The role of destiny is nowhere better exemplified than in the dramatic turn of events in Ayodhya on the eve of the coronation of Lord Rama. When it looked as if things were well set and even Kaikeyi rejoiced in this happy occasion, it only took a few minutes of persuasive and clever talk by Manthara to bring about a complete change of heart in Kaikeyi, pointed out Sri M. V. Ananatapadmanabhachariar in a lecture. In fact, a joyous Kaikeyi had offered Manthara one of her jewels to celebrate the happy occasion.

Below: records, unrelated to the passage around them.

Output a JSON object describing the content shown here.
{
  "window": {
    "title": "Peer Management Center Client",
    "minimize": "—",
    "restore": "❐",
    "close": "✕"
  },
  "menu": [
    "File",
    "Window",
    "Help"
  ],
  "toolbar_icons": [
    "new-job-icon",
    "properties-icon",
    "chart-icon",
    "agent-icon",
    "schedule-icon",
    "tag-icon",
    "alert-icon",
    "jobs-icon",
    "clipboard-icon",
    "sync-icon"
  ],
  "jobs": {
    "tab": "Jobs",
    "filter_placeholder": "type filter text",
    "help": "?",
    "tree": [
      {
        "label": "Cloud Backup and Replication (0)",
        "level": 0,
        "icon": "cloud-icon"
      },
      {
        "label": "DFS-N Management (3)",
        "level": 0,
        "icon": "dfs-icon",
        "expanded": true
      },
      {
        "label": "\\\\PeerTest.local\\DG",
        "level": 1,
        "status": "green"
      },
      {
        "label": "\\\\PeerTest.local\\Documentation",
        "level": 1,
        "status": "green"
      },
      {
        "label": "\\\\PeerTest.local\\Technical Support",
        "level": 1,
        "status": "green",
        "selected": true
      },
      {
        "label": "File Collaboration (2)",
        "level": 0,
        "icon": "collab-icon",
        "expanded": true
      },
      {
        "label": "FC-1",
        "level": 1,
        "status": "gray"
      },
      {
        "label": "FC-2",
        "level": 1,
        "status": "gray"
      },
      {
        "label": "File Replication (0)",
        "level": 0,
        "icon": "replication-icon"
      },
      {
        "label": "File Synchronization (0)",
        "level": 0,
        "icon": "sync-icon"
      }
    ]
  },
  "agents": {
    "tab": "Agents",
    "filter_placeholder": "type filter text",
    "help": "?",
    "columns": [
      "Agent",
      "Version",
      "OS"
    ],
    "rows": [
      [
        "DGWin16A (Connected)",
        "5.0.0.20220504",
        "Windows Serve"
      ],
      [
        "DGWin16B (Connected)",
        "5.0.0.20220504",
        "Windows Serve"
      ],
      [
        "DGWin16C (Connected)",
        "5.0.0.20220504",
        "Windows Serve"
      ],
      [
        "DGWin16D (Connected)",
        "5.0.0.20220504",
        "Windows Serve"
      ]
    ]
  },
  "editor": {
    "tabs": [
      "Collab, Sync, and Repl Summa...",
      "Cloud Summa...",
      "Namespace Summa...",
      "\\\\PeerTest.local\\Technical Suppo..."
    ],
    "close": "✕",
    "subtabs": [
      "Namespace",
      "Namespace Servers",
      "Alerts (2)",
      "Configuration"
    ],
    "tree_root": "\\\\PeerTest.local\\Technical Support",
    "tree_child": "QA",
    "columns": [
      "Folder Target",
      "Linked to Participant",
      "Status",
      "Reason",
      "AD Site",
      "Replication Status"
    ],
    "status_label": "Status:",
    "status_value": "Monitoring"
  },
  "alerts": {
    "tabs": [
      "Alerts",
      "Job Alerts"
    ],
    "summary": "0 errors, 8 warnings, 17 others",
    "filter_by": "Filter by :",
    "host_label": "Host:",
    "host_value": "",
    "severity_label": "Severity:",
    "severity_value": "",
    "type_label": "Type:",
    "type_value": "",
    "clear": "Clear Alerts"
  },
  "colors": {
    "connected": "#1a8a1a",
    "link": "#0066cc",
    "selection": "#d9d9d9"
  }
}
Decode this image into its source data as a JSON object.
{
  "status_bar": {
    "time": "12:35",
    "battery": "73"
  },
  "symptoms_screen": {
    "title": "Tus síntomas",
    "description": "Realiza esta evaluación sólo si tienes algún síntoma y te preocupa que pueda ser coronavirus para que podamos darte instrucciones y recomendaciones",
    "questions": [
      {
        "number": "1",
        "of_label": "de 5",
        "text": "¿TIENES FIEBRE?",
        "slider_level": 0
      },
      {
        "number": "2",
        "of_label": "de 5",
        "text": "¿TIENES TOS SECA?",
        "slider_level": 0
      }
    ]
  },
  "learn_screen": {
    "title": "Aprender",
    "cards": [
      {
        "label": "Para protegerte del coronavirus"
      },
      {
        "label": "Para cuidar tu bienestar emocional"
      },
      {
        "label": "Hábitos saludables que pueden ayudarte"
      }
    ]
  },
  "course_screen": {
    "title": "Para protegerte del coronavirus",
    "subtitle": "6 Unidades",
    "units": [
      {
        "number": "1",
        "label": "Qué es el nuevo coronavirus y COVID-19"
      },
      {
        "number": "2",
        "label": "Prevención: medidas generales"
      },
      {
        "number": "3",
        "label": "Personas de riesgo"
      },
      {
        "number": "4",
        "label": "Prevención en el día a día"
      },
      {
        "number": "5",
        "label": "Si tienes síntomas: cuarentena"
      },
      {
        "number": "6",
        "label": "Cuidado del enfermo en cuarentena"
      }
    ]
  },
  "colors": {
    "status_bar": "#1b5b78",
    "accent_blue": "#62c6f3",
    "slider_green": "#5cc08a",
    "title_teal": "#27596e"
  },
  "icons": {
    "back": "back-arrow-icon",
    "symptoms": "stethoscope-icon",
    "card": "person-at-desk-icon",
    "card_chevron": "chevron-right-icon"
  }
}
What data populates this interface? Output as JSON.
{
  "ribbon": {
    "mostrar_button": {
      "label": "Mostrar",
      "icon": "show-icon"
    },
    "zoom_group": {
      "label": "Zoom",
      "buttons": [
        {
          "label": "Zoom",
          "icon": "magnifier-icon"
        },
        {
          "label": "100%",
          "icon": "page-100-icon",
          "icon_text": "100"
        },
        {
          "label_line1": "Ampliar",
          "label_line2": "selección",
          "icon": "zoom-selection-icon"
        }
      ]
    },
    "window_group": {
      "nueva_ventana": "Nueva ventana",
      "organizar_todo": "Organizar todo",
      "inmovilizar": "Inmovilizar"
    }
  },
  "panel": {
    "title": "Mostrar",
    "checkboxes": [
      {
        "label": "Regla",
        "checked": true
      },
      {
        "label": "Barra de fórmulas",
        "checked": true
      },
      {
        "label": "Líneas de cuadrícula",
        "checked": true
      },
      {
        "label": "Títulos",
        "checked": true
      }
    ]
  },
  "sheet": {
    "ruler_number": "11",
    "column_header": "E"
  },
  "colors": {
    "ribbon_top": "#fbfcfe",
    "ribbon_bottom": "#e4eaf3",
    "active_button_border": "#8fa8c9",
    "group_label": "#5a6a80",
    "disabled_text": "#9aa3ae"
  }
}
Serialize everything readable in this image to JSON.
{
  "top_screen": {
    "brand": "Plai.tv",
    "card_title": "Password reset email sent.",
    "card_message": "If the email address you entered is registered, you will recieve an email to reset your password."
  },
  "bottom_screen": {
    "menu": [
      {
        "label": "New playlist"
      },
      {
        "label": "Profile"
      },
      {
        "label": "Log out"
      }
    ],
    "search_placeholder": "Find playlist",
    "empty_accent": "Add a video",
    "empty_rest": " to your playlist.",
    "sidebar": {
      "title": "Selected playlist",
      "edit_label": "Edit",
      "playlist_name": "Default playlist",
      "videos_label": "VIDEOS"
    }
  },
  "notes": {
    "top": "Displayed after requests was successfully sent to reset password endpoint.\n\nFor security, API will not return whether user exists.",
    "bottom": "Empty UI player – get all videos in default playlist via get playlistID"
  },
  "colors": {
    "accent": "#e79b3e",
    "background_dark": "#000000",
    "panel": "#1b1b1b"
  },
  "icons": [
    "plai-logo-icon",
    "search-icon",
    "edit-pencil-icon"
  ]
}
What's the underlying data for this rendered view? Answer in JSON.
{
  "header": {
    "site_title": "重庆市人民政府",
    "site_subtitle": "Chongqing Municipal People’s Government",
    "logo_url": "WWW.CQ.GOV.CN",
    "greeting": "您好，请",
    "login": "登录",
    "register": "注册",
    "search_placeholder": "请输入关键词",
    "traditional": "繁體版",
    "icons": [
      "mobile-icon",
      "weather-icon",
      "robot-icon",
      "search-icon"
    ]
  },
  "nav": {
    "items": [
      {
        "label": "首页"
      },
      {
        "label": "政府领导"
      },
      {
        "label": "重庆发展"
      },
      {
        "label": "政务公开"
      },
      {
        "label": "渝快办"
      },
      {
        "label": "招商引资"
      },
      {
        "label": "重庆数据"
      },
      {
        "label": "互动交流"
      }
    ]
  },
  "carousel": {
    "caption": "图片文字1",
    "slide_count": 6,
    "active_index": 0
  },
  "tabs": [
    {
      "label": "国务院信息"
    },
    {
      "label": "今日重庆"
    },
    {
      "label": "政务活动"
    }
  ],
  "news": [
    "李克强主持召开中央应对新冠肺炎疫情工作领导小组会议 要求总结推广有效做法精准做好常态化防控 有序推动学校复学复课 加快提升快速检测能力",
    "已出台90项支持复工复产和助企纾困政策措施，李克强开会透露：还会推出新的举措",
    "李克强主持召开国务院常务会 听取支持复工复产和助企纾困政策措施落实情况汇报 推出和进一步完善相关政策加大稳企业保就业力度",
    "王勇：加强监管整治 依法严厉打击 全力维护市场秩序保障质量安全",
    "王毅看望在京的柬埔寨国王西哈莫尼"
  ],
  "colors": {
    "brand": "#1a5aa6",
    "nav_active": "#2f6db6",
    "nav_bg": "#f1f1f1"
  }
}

But Manthara, feigning to seek Kaikeyi's welfare, took up the cause of Bharata to rouse the mother's instinct in her and also began to fan the flame of jealousy against Kausalya. Thus prompted, Kaikeyi manoeuvred not merely the kingdom for Bharata but also sent Lord Rama to the forest for 14 years.
In Lord Rama's reactions to this predicament is a realistic co-presence of both the human and the divine. When Kaikeyi informs Him of the impending changes in Ayodhya, He remains unruffled. He tells her that He is not enamoured of wealth and that He stands for righteousness. His aim is to serve His father's wishes at all times and that He would have willingly given the kingdom to Bharata even if she had asked Him directly. He would go to the forest after bidding farewell to His mother and also after consoling Sita.
When He is ready to leave along with Sita and Lakshmana, Kaikeyi offers the bark garments to Sita as well. Sage Vasishta intervenes and reprimands Kaikeyi for her harshness. Sita did not fall within the purview of the banishment order and did not deserve the hermit's outfit. Since Sita was resolute in her wish to accompany Lord Rama, the sage ordered that she should be decorated with royal garments, ornaments and accessories. The same Lord Rama breaks down when Sita is carried away by the demon Viradha and gives vent to His anger against Kaikeyi. He even exclaims that this misfortune must be the result of one of the prime wishes of Kaikeyi. Not content with securing the kingdom for Bharata, she had to send Him to the forests to bear the hardships there.